the New York theatre season. Guditis was instrumental
in securing talent, presenters and funding for
the prestigious awards. Some of the recipients
that received honors from Helen and the Theatre
Museum Board include: Sheldon Harnick, Ellen
Burstyn, Carmen De Lavallade, Bonnie Comley,
Michael Kantor, Louis Botto, and the organizations:
The Theatre Development Fund, The Drama League,
Frank Sinatra High School and Arts Horizons
Born in Chicago, Illinois to
Albert and Helen Guditis, she graduated from
Marquette University, The American Academy of
Dramatic Arts, and received a Master of Fine
Arts from Northwestern University. After directing
and appearing in several plays at “The Theatre
on the Lake” in Chicago, she moved to New York
City in 1972, to begin a successful career in
Broadway and off-Broadway productions. In the
1980’s she taught speech and drama in the New
York Public Schools before dedicating her life
to theater education and preservation.
Helen Marie Guidtis is survived by her brother
Albert John Guditis, nephew Jay Matthew Guditis,
his wife Mary and grand nephews Nathaniel and
In lieu of flowers, please send tax deductible
contributions to: The Theatre Museum, 40 Worth
Street, Suite 824, New York, New York 10013.
crossroads of artists and artisans"
The Theatre Museum
is developing an exhibition

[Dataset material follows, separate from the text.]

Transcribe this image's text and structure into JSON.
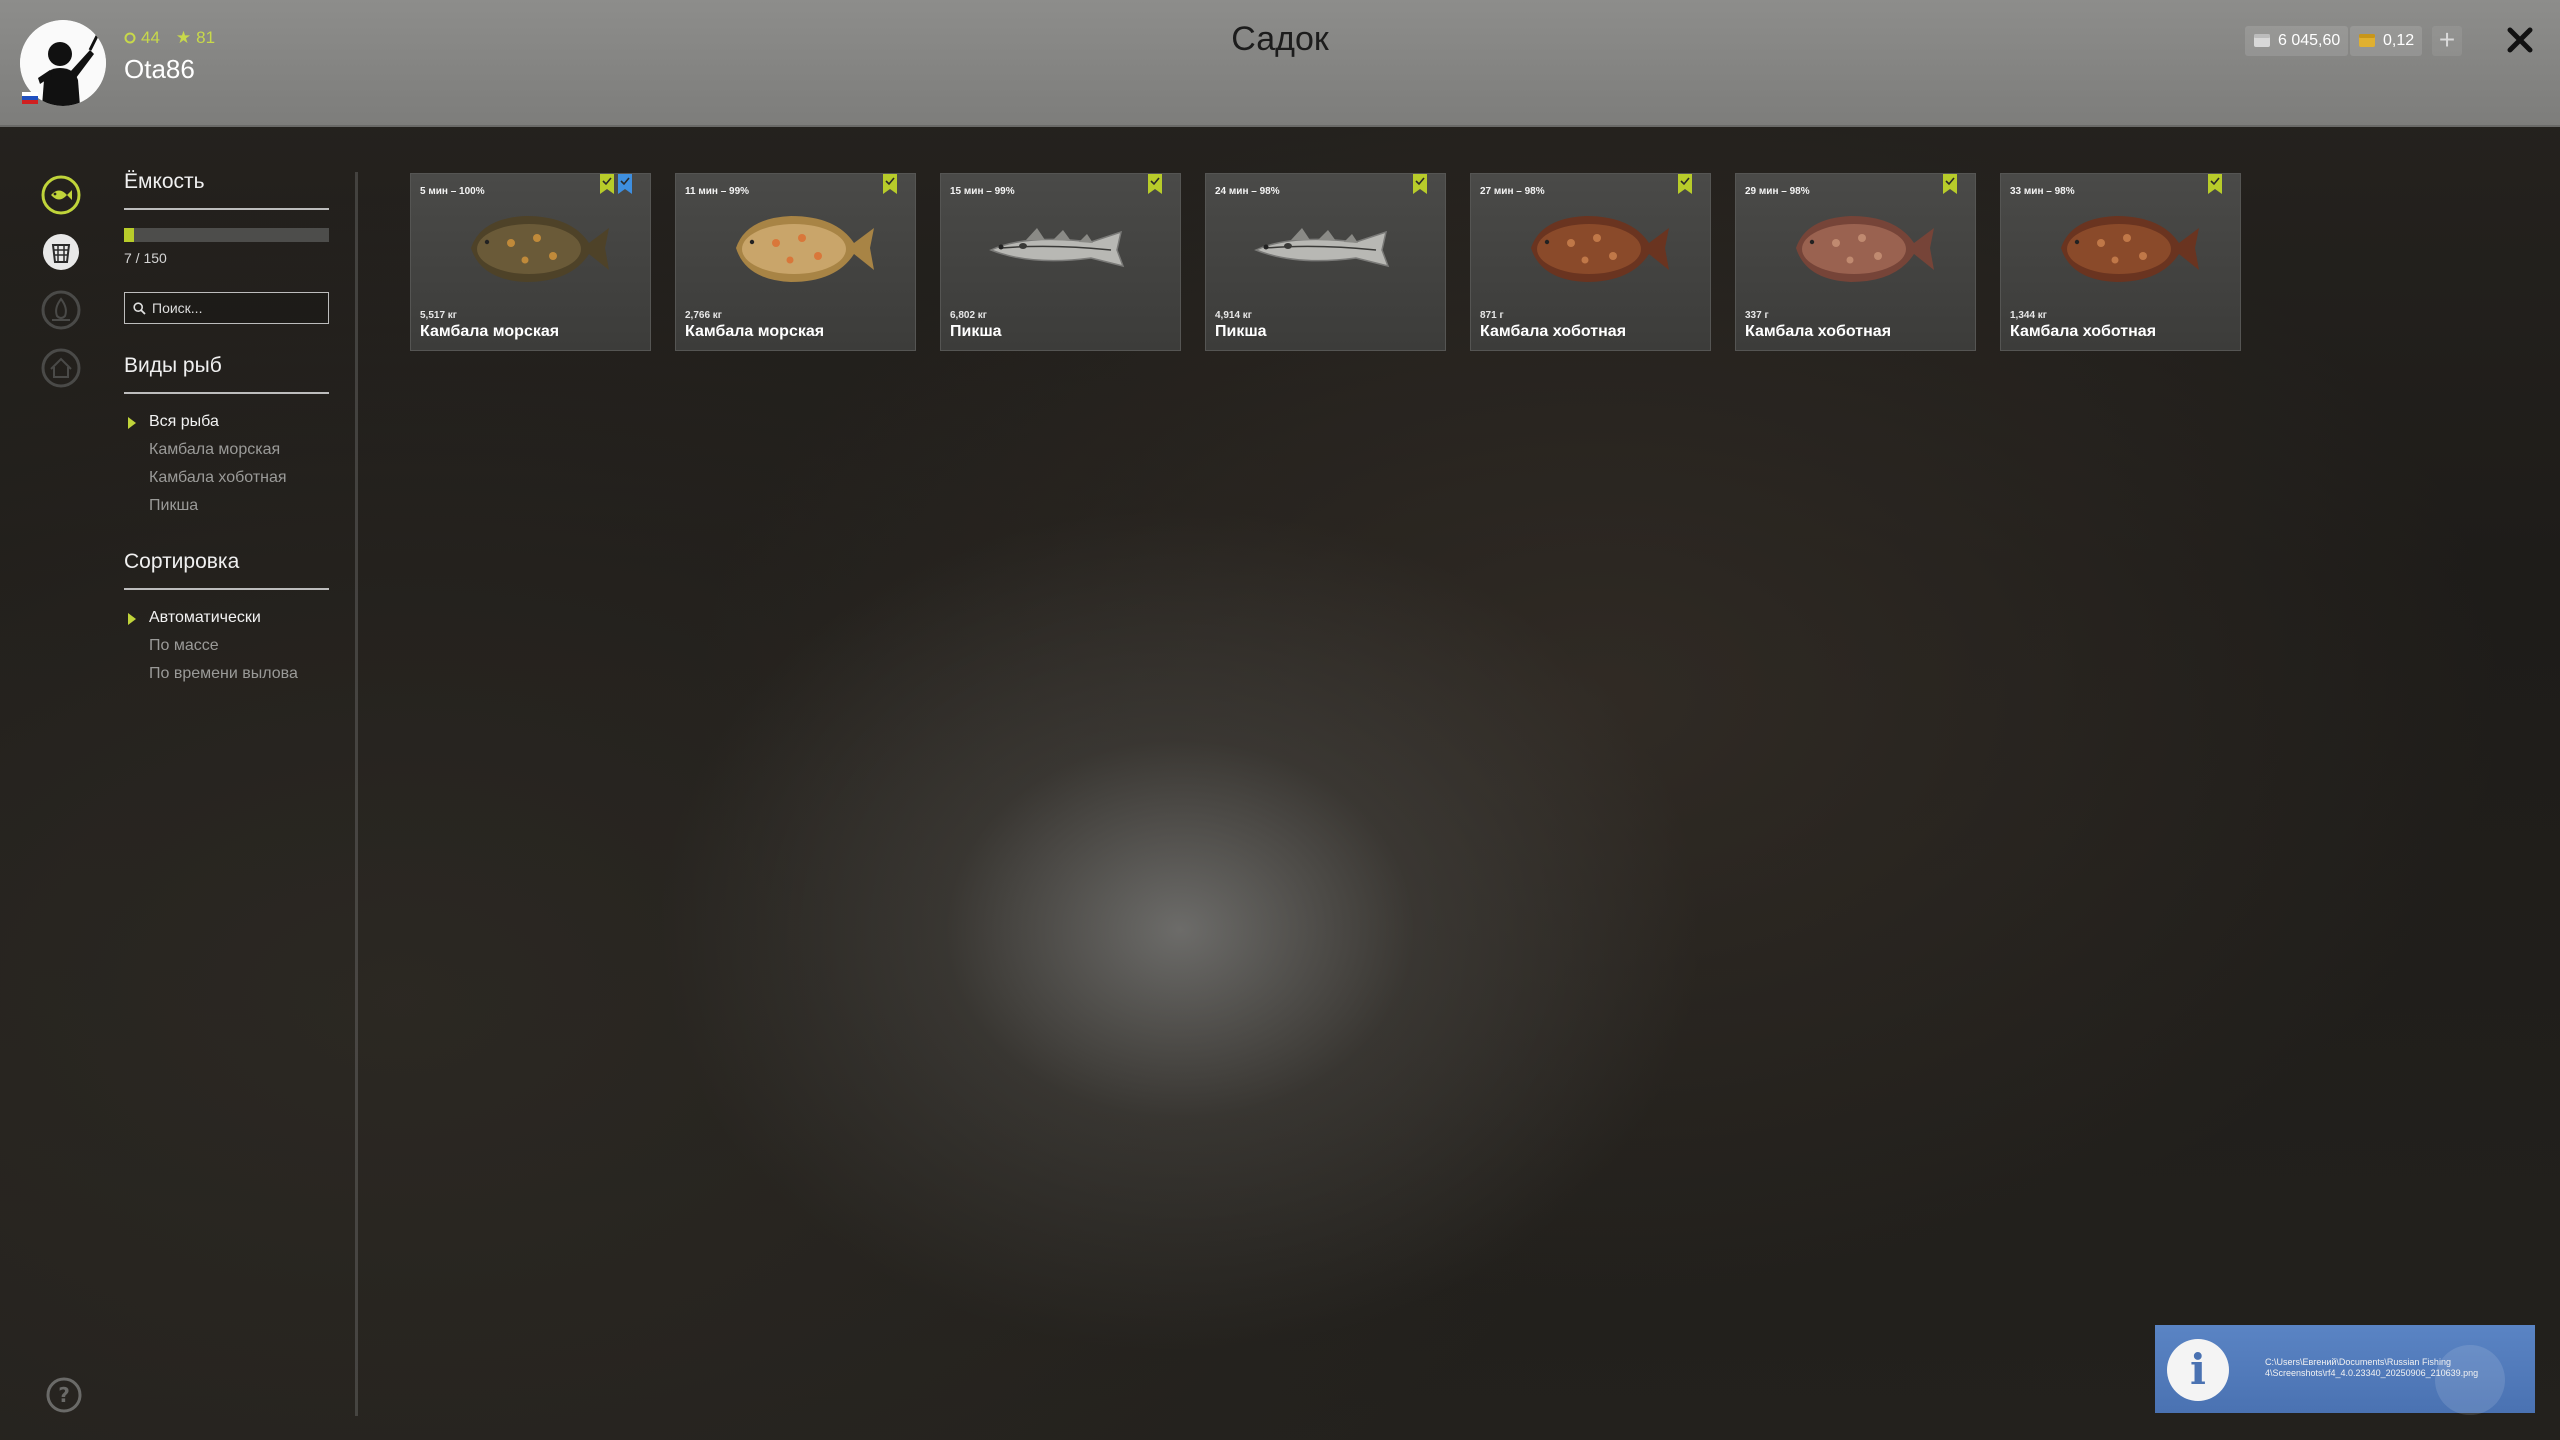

devoted to Queens's theatrical history.
you have information/artifacts
that could be useful to the story,
please e-mail to email@example.com
or call at (212) 764 4112.
Exhibit's planning phase
As part of an ongoing study
of theatrical activities and buildings throughout
New York, the Theatre
Museum, in collaboration with the Theatre Historical
Society of America, has turned its attention
to the Borough of Queens.
Queens has long played several unique and significant
roles in the history of New York theatre. It
has long functioned as New York’s backstage.
The Steinways, followed by other instrument
and scenic manufacturers have made Queens an
important source of theatrical appurtenances
and equipment. Queens has functioned, too, as
New York’s green room. And finally, there were
significant theatrically-associated sites and
activities. Exploration during the exhibit’s
planning phase includes potential study areas,
potential areas of public outreach, and exhibition
venues throughout the Borough and the city.